> **Task directions**:
Look through the entries below and return all lines including the word "channels".
····················
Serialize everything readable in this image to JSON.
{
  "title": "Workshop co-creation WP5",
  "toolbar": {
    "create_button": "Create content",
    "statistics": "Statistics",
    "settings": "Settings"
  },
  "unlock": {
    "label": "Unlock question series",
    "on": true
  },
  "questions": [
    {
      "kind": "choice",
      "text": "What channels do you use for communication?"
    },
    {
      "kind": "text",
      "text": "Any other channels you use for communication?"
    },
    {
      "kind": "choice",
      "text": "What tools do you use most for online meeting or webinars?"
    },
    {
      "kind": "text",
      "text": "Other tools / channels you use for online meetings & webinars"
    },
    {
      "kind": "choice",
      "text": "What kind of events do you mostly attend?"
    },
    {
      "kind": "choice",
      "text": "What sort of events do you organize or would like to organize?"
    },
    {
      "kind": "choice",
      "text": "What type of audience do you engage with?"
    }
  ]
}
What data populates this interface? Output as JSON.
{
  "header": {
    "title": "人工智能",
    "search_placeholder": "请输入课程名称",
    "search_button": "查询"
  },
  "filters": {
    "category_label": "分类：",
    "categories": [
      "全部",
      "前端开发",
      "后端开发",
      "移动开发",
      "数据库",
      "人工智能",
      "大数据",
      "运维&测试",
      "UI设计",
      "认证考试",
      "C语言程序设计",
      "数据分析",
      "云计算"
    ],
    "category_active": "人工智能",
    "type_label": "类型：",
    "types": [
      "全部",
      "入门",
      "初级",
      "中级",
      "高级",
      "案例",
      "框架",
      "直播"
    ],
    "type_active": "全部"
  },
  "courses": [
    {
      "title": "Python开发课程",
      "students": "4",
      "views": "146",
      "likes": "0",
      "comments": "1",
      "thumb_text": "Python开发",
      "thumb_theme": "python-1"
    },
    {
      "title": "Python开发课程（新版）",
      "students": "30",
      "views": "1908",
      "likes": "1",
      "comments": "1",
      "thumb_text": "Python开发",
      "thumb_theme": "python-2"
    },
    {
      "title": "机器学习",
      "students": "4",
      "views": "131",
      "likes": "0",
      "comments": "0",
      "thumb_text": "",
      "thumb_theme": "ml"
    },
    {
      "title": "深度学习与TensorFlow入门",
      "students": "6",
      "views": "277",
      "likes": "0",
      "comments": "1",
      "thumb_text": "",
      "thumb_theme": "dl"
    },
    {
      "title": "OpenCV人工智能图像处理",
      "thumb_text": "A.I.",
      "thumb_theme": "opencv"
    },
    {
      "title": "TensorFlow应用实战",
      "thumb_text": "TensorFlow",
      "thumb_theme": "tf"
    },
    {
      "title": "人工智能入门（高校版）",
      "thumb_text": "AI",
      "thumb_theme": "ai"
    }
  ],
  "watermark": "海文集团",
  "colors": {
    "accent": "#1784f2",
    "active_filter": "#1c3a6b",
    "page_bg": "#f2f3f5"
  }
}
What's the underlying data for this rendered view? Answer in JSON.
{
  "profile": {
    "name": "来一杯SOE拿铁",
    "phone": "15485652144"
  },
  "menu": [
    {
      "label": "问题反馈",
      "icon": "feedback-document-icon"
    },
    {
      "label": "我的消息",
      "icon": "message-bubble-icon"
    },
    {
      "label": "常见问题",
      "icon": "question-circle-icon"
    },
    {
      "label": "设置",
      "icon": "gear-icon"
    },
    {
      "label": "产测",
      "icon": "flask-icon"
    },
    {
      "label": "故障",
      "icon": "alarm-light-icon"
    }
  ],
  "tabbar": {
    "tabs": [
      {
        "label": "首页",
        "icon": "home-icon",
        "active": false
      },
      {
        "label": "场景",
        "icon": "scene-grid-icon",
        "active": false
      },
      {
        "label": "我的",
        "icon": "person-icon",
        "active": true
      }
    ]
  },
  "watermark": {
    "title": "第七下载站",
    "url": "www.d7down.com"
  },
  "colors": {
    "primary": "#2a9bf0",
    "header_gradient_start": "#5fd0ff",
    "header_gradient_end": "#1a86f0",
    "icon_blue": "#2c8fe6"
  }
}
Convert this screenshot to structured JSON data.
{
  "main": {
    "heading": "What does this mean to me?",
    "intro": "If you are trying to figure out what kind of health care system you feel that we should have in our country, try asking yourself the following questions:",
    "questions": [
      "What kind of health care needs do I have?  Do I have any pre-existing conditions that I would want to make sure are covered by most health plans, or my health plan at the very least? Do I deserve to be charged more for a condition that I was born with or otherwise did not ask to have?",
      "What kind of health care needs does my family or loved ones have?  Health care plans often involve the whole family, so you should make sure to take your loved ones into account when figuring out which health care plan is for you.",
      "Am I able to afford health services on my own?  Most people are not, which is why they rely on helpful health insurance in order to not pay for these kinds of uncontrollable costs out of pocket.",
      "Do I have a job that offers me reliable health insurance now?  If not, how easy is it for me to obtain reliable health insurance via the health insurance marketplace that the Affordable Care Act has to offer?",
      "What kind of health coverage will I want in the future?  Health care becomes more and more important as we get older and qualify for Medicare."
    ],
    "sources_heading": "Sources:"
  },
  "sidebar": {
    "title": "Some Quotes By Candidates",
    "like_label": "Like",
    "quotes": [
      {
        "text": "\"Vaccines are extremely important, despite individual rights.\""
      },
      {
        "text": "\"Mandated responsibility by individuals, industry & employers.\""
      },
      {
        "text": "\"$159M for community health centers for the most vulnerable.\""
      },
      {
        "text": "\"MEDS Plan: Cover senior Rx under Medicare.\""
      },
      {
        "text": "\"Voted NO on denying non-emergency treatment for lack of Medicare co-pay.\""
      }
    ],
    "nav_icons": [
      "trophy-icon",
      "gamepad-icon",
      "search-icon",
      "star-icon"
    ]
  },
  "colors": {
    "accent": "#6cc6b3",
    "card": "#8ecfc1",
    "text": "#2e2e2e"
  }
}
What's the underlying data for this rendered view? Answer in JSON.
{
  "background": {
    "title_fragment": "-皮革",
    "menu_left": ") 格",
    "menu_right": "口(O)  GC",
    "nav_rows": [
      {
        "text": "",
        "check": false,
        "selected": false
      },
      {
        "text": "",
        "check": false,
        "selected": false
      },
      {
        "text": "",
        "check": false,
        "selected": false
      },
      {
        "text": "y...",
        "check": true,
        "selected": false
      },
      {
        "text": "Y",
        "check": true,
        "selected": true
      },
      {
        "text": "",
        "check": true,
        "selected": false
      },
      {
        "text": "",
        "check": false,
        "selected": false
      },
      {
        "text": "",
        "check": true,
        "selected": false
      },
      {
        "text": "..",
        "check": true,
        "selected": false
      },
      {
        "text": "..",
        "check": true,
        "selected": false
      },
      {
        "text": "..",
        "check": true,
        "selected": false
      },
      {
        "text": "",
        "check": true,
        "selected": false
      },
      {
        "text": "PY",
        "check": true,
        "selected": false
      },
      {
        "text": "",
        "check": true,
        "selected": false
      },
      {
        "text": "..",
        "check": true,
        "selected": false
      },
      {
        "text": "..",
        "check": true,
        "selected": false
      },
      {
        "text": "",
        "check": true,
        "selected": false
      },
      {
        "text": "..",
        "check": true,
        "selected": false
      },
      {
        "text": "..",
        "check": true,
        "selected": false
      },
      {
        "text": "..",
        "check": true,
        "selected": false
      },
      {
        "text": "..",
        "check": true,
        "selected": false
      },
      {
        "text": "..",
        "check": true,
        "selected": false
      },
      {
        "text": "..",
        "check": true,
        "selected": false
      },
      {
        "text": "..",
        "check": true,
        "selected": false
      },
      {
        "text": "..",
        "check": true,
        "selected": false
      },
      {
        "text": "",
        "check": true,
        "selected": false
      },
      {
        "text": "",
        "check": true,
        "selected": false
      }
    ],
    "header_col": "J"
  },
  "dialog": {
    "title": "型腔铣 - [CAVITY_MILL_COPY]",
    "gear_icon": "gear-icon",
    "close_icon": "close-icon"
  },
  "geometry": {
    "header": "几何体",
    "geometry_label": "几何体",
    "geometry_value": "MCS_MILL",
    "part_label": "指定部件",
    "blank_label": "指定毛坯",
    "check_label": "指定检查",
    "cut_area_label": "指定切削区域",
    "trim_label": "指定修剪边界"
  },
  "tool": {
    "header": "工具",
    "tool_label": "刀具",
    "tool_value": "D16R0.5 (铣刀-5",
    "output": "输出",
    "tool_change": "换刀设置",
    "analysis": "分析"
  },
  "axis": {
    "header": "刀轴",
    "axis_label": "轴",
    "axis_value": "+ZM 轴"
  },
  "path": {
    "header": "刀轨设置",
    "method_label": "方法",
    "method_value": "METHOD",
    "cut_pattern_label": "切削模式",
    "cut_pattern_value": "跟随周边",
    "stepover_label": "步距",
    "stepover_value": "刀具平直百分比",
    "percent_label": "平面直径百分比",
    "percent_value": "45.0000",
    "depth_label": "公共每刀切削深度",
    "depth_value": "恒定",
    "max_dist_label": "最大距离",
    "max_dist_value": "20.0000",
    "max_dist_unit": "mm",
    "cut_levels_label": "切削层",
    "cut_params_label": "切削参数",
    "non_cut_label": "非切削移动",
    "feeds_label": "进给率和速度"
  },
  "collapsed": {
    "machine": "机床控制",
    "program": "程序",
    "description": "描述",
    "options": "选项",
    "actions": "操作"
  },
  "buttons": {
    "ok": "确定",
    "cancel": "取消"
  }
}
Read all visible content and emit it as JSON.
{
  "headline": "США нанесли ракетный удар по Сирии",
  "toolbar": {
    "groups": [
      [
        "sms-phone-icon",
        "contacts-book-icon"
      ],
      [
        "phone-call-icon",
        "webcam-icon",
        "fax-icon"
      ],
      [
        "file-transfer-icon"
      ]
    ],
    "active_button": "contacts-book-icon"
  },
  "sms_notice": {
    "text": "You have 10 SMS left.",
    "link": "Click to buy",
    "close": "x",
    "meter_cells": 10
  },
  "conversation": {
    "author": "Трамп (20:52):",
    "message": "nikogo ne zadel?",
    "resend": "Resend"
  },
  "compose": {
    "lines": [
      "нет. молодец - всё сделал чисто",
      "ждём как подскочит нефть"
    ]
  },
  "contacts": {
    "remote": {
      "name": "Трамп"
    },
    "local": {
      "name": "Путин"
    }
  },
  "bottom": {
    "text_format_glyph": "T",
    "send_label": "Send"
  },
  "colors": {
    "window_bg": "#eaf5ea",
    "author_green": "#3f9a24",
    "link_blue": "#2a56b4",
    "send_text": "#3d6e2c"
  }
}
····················
> **Solution for this exercise**:
      "text": "What channels do you use for communication?"
      "text": "Any other channels you use for communication?"
      "text": "Other tools / channels you use for online meetings & webinars"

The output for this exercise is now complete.